Altman Weil recently published its annual report on Law Firms in Transition. The takeaway: law firms are changing, but not fast enough. The report analyzes a recent survey Altman Weil conducted of nearly 800 of the U.S.’s largest law firms. Its findings starkly highlight the challenges faced by traditional law firms. It’s clear many are failing to deliver what clients need from their lawyer. Law firms must change their business model to be more client-focused. Yet resistance to change dominates most big law firms. Clients need practical and efficient solutions (i.e. technology-driven) to their problems. Seems simple.
In recent years, consumers and investors have demonstrated an increased preference for socially conscious companies. The natural outgrowth of this trend has been the rise of socially conscious companies like Tom’s, a shoe company that donates one pair of shoes to those in need for each pair it sells. On January 1, 2016, Indiana entered the fray as the 30th state to enact a benefit corporation statute. Benefit corporations are for-profit corporations formed with the additional purpose of providing a general public benefit. Under the statute, a general public benefit is a benefit creating “material positive impact on society and the environment,” as a whole, through a corporation’s operations. This ambiguous language provides flexibility to benefit corporations that have a variety of benefit interests.
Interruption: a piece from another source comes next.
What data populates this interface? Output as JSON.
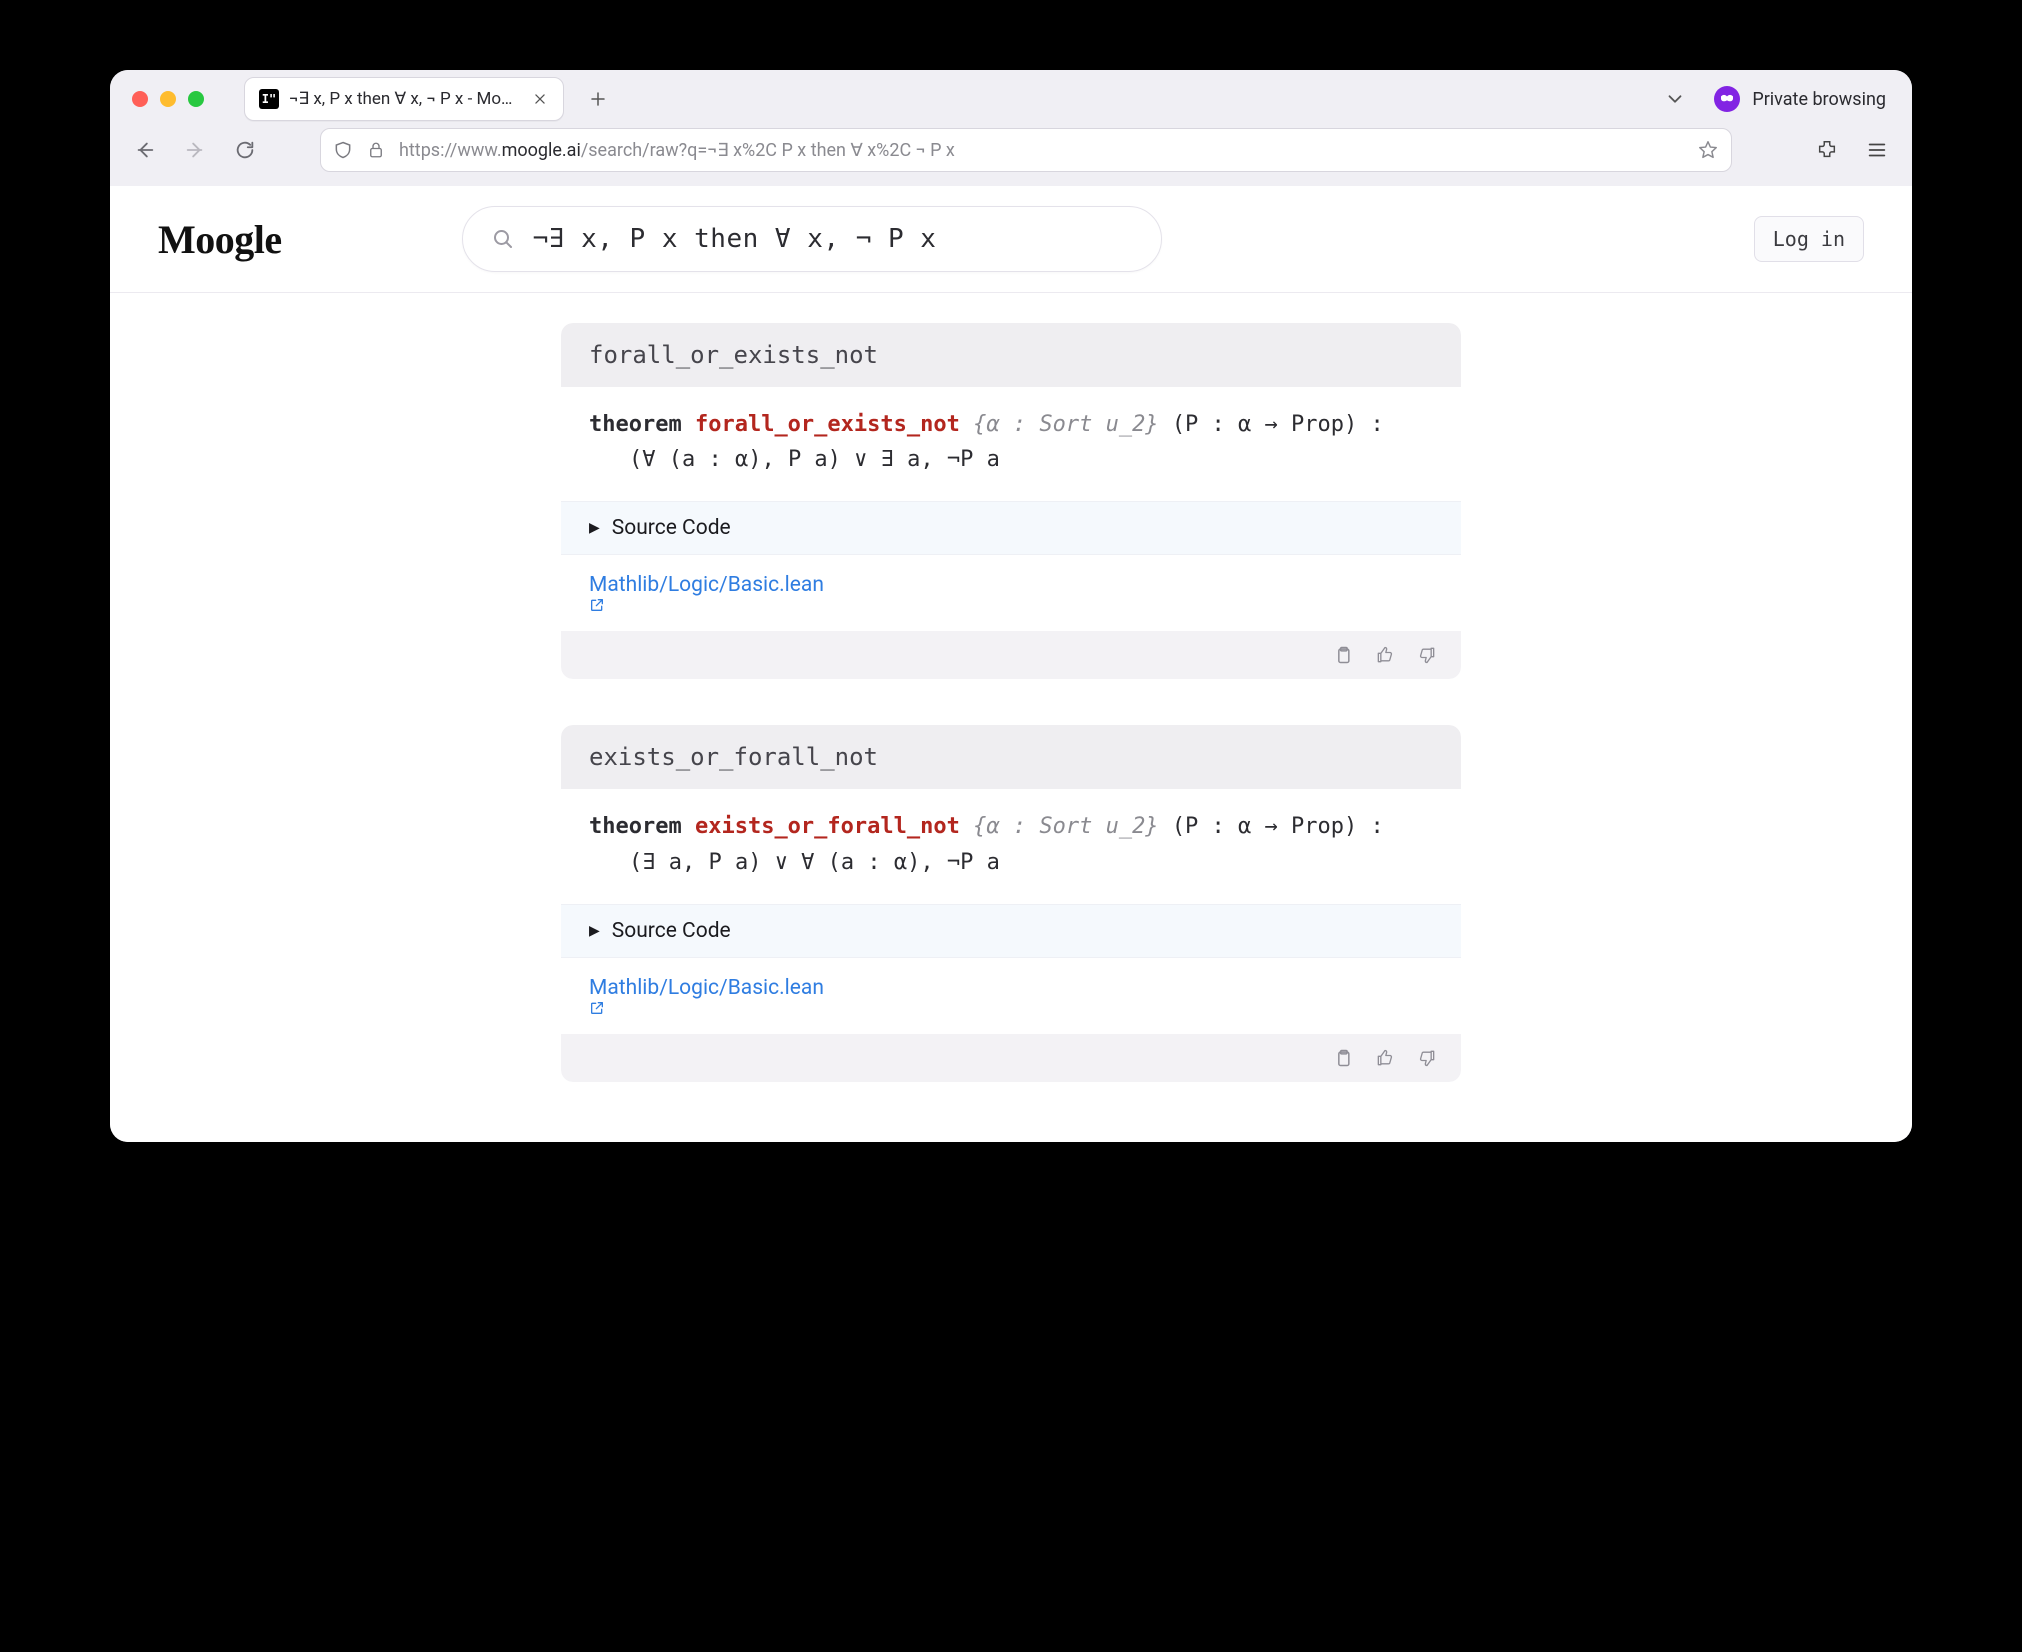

As the New Year begins, we look ahead to new challenges and the opportunities they bring. 2015 quietly ushered in a new capital reserve rule for banks: a super capital charge for High Volatility Commercial Real Estate (HVCRE) loans. As the year closes, there are still many questions about this Rule and its effect.
The SEC adopted final rules, effective April 27, 2016, known as “Regulation Crowdfunding”, which greatly liberalize the manner by which companies privately raise money in small increments from a large number of investors, using the Internet. Regulation Crowdfunding also creates a regulatory framework for the intermediaries — broker-dealers and funding portals –which will facilitate the online transactions.
The Indiana Court of Appeals recently re-affirmed that the “first in time” rule determines priority between a mortgage and a mechanic’s lien on the same commercial property. Wells Fargo Bank, N.A. v. Rieth-Riley Construction Co., Inc. However, the mechanic’s lien holder continues to have the right to sell and remove the improvement it constructed.
The SEC recently adopted final rules amending Regulation A to permit eligible private (i.e., non-SEC-reporting) companies to conduct public securities offerings of up to $50 million in a 12-month period without Securities Act registration. The amendment, known as “Regulation A+”, was mandated by the Jumpstart Our Business Startups Act (the “JOBS Act”) and takes effect on June 19, 2015. Its aim is to promote small company capital formation by increasing the maximum amount which may be raised under Regulation A (from $5 million to $50 million), and by streamlining reporting and disclosure requirements.